American Airlines issued a public statement Tuesday apologizing to a 37-year-old physician from Houston, who was removed from an aircraft by flight attendants who thought her outfit was inappropriate. Dr. Tisha Rowe, who identifies as African American and Caribbean American, says the incident happened on June 30 after she boarded a flight from Jamaica to Miami wearing a sleeveless romper with her 8-year-old son. Before the flight departed, she says she was approached by a female flight attendant who asked her to step off the plane. Once off the plane, Rowe says the attendant asked her if she had a jacket to cover herself. When she said she didn’t, she was told that she would only be readmitted if she agreed to wrap herself in a blanket.
Humiliated, Rowe told BuzzFeed News that she only complied with the attendant so that she wouldn’t have to forfeit her seat on the plane. “I felt powerless,” she said. “There was nothing I could do in that moment other than give up my money and my seat to defend my position that I was completely appropriate.”
Rowe shared the story on Twitter along with a photo of the tropical printed romper she wore to the airport.
Here is what i was wearing when @AmericanAir asked me to deplane for a talk. At which point I was asked to “cover up”. When defending my outfit I was threatened with not getting back on the flight unless I walked down the aisle wrapped in a blanket. #notsofriendlyskies pic.twitter.com/AYQNNriLcq
— Tisha Rowe MD, MBA (@tisharowemd) July 1, 2019
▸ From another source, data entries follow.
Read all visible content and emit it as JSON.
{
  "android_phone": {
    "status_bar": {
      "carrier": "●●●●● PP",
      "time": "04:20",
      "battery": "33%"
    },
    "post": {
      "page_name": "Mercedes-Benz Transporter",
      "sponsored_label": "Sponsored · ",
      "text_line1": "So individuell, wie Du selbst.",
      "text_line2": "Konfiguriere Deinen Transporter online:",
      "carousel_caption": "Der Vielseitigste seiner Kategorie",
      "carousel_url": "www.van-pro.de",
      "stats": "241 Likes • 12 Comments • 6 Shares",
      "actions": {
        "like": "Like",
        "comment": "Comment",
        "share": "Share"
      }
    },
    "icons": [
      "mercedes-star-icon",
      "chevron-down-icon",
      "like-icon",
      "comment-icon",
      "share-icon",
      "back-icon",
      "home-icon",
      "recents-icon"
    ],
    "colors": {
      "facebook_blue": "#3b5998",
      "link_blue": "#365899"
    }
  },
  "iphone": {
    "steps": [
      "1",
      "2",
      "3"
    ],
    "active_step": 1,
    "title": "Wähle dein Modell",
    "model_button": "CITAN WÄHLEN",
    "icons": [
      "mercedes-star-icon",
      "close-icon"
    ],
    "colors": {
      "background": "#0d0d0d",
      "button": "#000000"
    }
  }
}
The family medicine physician also voiced her frustration on Facebook, arguing that she was targeted due to racist stigmas against black women’s bodies.
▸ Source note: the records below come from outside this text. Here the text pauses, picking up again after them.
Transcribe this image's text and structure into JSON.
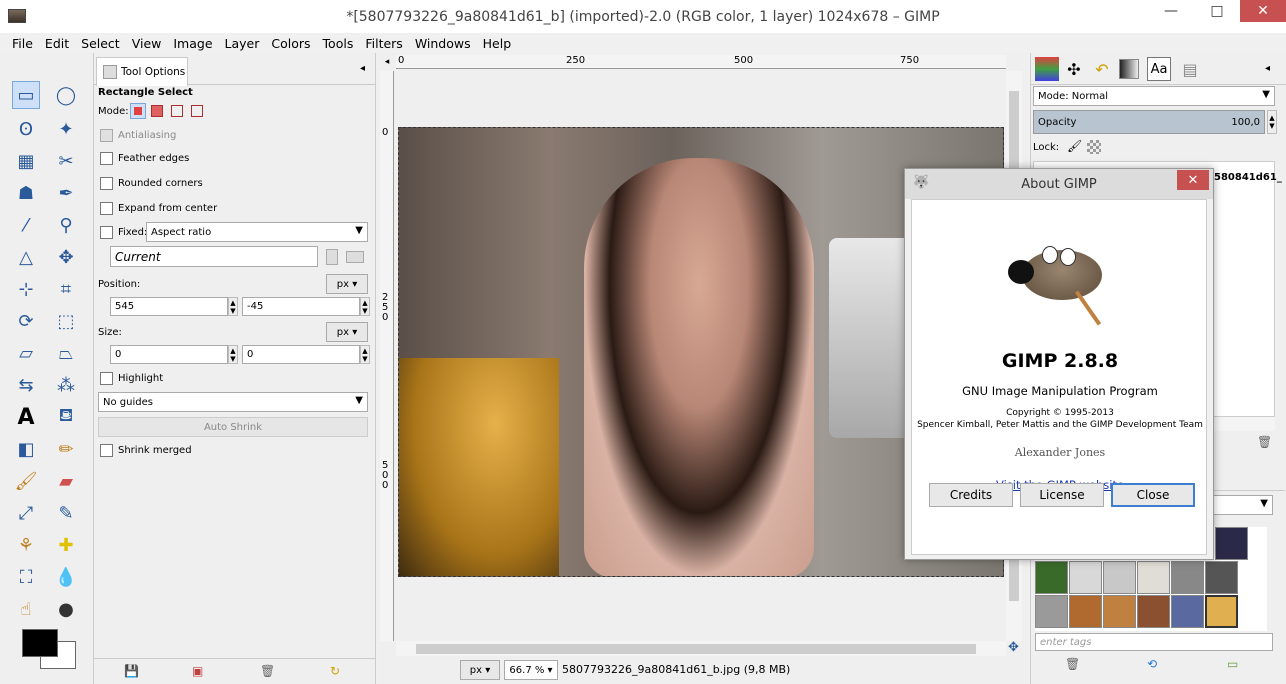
{
  "window": {
    "title": "*[5807793226_9a80841d61_b] (imported)-2.0 (RGB color, 1 layer) 1024x678 – GIMP",
    "minimize": "—",
    "maximize": "□",
    "close": "✕"
  },
  "menu": [
    "File",
    "Edit",
    "Select",
    "View",
    "Image",
    "Layer",
    "Colors",
    "Tools",
    "Filters",
    "Windows",
    "Help"
  ],
  "tool_options": {
    "tab_label": "Tool Options",
    "tool_name": "Rectangle Select",
    "mode_label": "Mode:",
    "antialiasing": "Antialiasing",
    "feather_edges": "Feather edges",
    "rounded_corners": "Rounded corners",
    "expand_from_center": "Expand from center",
    "fixed_label": "Fixed:",
    "fixed_value": "Aspect ratio",
    "current_value": "Current",
    "position_label": "Position:",
    "position_unit": "px",
    "position_x": "545",
    "position_y": "-45",
    "size_label": "Size:",
    "size_unit": "px",
    "size_w": "0",
    "size_h": "0",
    "highlight": "Highlight",
    "guides_value": "No guides",
    "auto_shrink": "Auto Shrink",
    "shrink_merged": "Shrink merged"
  },
  "ruler": {
    "h_ticks": [
      "0",
      "250",
      "500",
      "750"
    ],
    "v_ticks": [
      "0",
      "250",
      "500"
    ]
  },
  "status": {
    "unit": "px",
    "zoom": "66.7 %",
    "file_info": "5807793226_9a80841d61_b.jpg (9,8 MB)"
  },
  "layers": {
    "mode_label": "Mode: Normal",
    "opacity_label": "Opacity",
    "opacity_value": "100,0",
    "lock_label": "Lock:",
    "layer_name": "580841d61_",
    "tags_placeholder": "enter tags"
  },
  "about": {
    "title": "About GIMP",
    "version": "GIMP 2.8.8",
    "subtitle": "GNU Image Manipulation Program",
    "copyright": "Copyright © 1995-2013",
    "authors": "Spencer Kimball, Peter Mattis and the GIMP Development Team",
    "signature": "Alexander Jones",
    "website_link": "Visit the GIMP website",
    "credits_button": "Credits",
    "license_button": "License",
    "close_button": "Close"
  },
  "colors": {
    "accent": "#3c7fd1",
    "close_red": "#c75050"
  }
}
“We are policed for being black. Our bodies are over sexualized as women and we must adjust to make everyone around us comfortable. I’ve seen white women with much shorter shorts board a plane without a blink of an eye. I guess if it’s a ‘nice ass’ vs. a Serena Booty it’s O.K,” read a now-deleted post on Rowe’s Facebook page.
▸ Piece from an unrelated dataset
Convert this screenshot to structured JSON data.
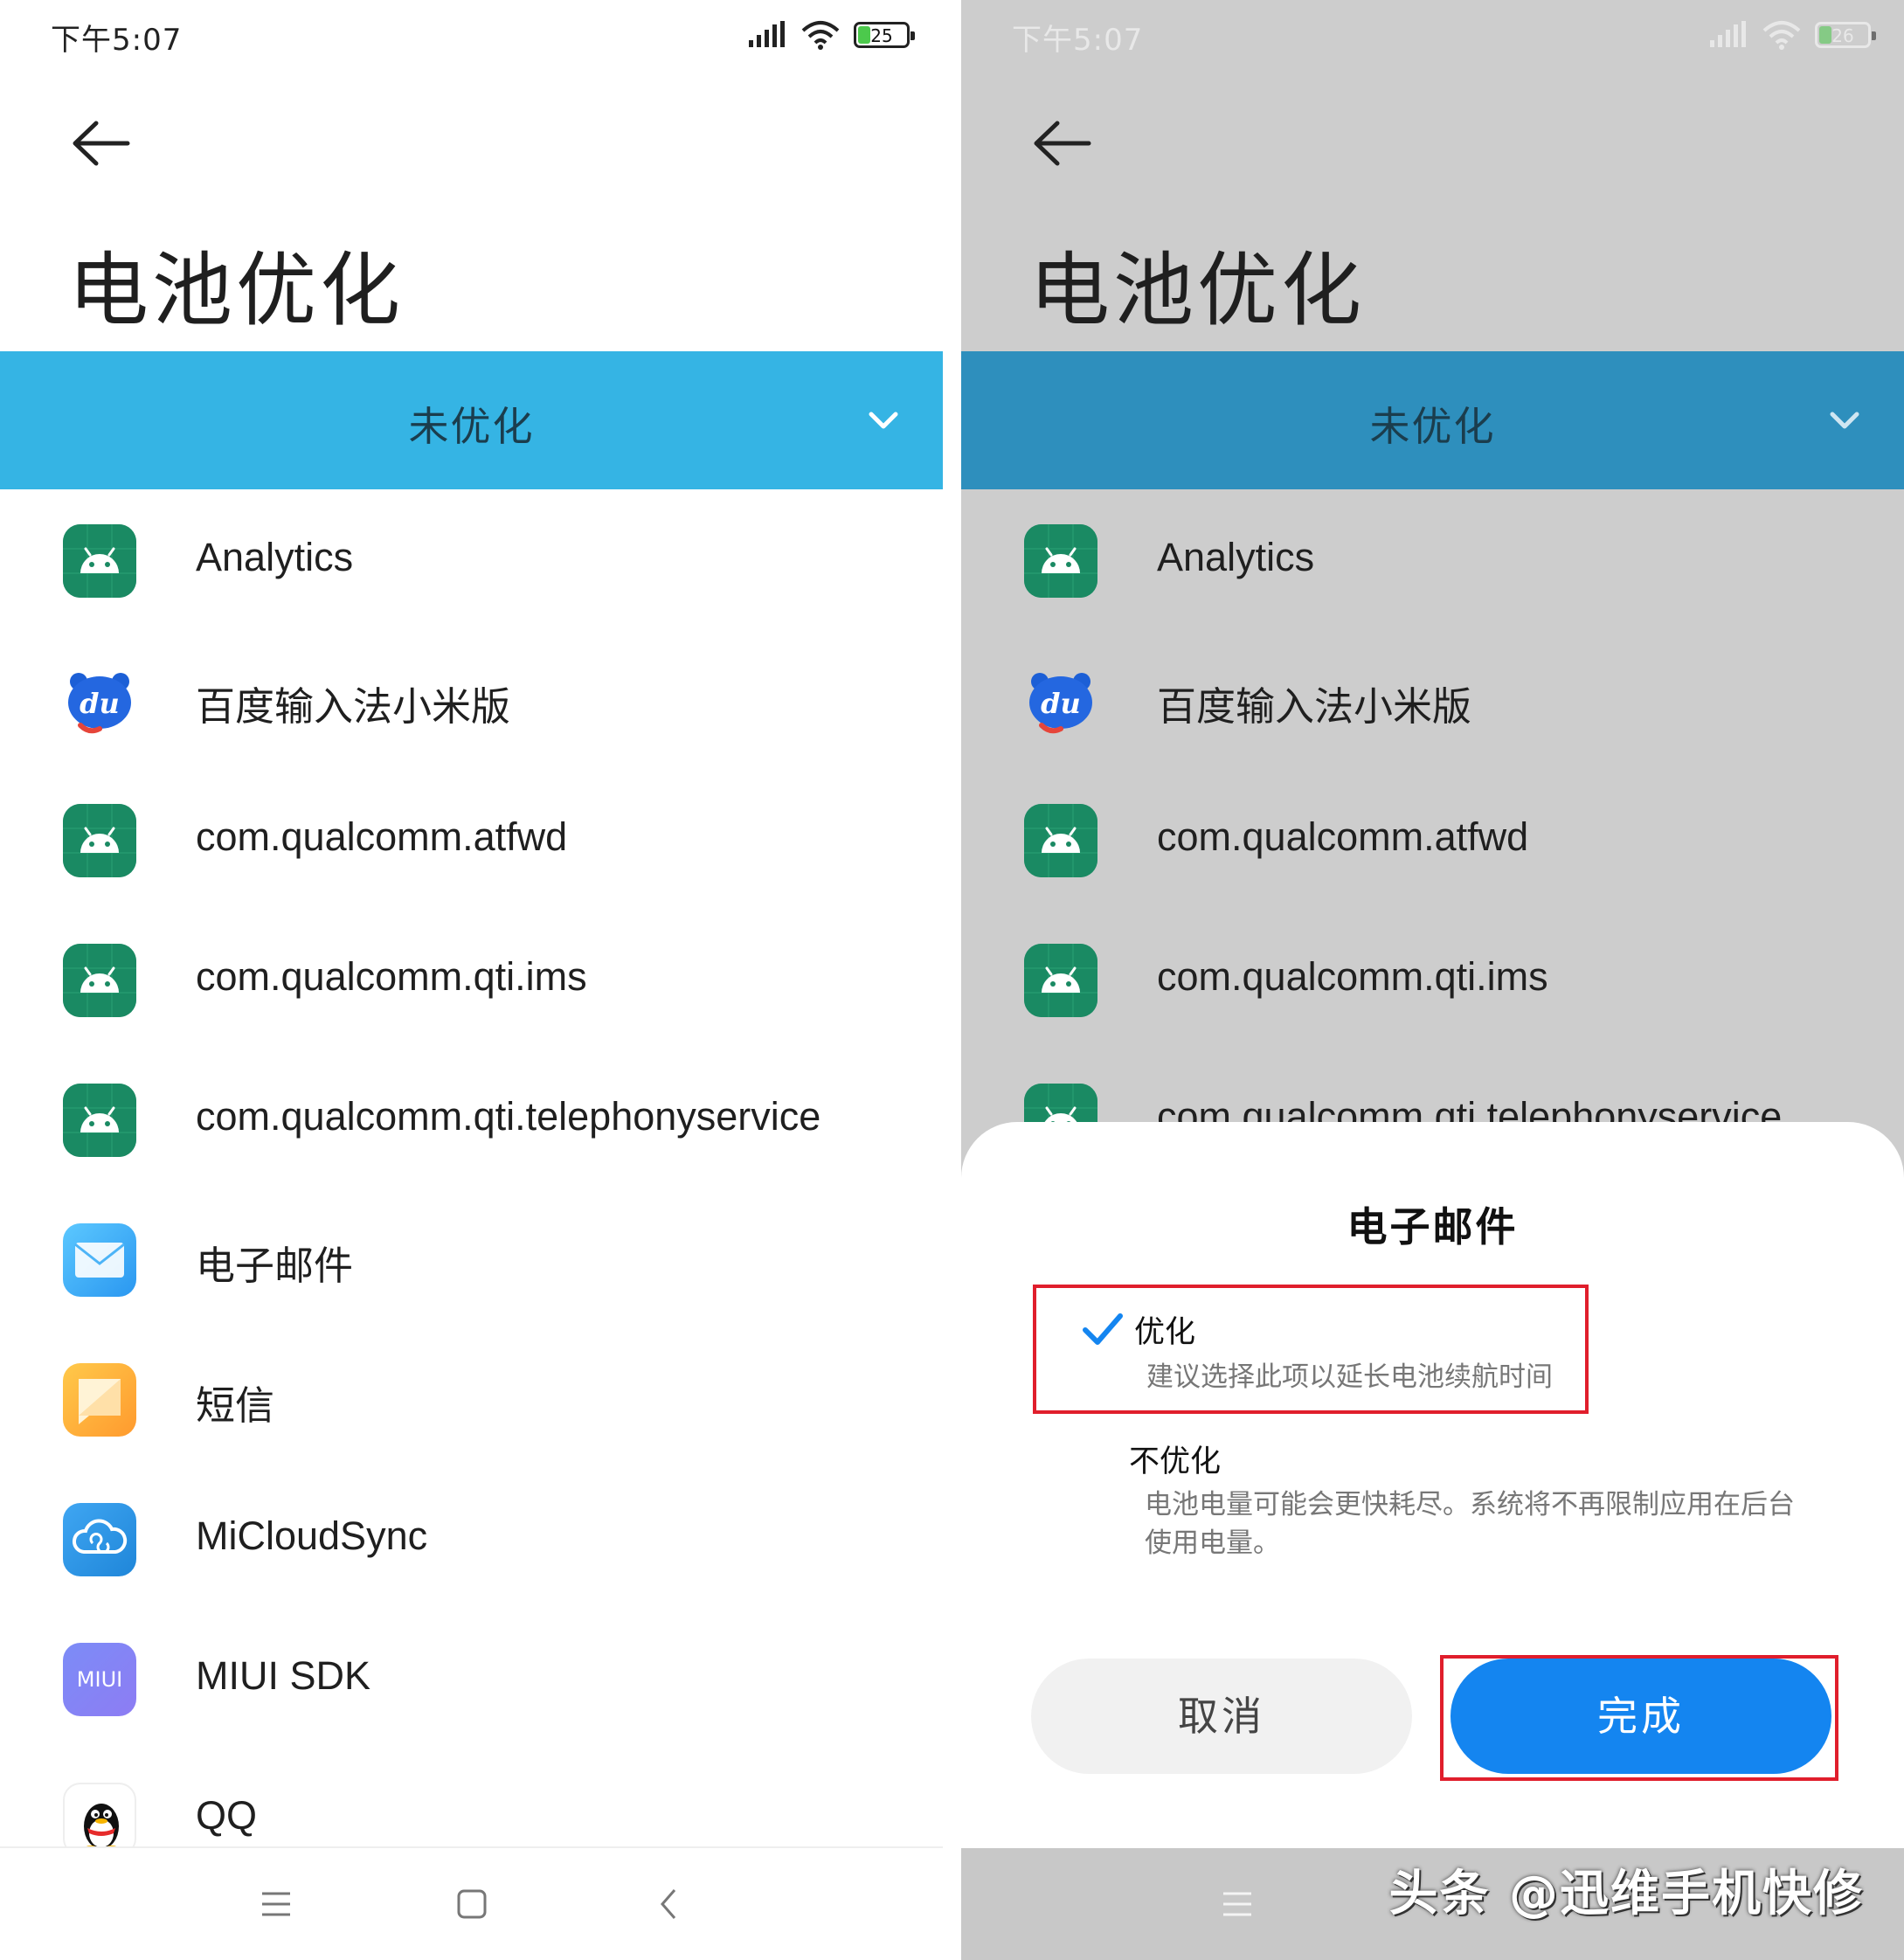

After she and her son finally walked back to their seats, she said that her son felt ashamed and was moved to tears. He even went as far as to cover his head underneath a blanket and pleaded with her to be compliant. “‘Mommy, follow the rules,’ ” he told her, reports The Washington Post. “I’m trying to explain to an 8-year-old — Mommy did not break the rules.”
When the flight landed Rowe says that she noticed another female passenger who was wearing shorts that were shorter than hers but who apparently faced no issue boarding the plane. “The difference between that woman and me is she was about a size 2, thin,” Rowe told The Washington Post. “It’s hard to understand if you are not a double minority” — both black and a woman — “how it’s not pulling a card.”
In response, American Airlines issued the following statement:
“We were concerned about Dr. Rowe’s comments, and reached out to her and our team at the Kingston airport to gather more information about what occurred. We apologize to Dr. Rowe and her son for their experience, and have fully refunded their travel. We are proud to serve customers of all backgrounds and are committed to providing a positive, safe travel experience for everyone who flies with us.”
more recommended stories
Sister of Sandra Bland Overcomes Grief with Radical Self-Care
Imagine receiving the promotion you’ve worked.
[WATCH] As Trump Doubles Down on Racist Rhetoric, Joy Reid Breaks Down Toxic Politics – The Black Enterprise Interview
On her weekend MSNBC show, AM.
African American Wealth May Fall to Zero by 2053
You can have a glamorous six-figure.
Survey Shows Gen Z Expects Higher Salaries After Graduation
If you are an employer and.
17 Career Books for Black Women to Help Them Level Up Professionally
We are halfway through the calendar.
Buy Black: Great Black-Owned Products on Amazon for Amazon Prime Day
(iStock/Elenathewise) It’s Amazon Prime Day. Over.
Rap Competition Offering $1,000 Prize to Boost Financial Literacy of Young African Americans
Do you have rap lyrics strong.
Ava DuVernay, Zendaya Discuss the Importance of Black People Telling Their Stories
Recently, at the Dream in Black.
The Audacity of Entrepreneurship: 7 Ways To Boss Up In The Face of Adversity
It sounds super cool and trendy.
Two African American High School Boys Make History at Harvard Debate
Two African American Atlanta-area high school.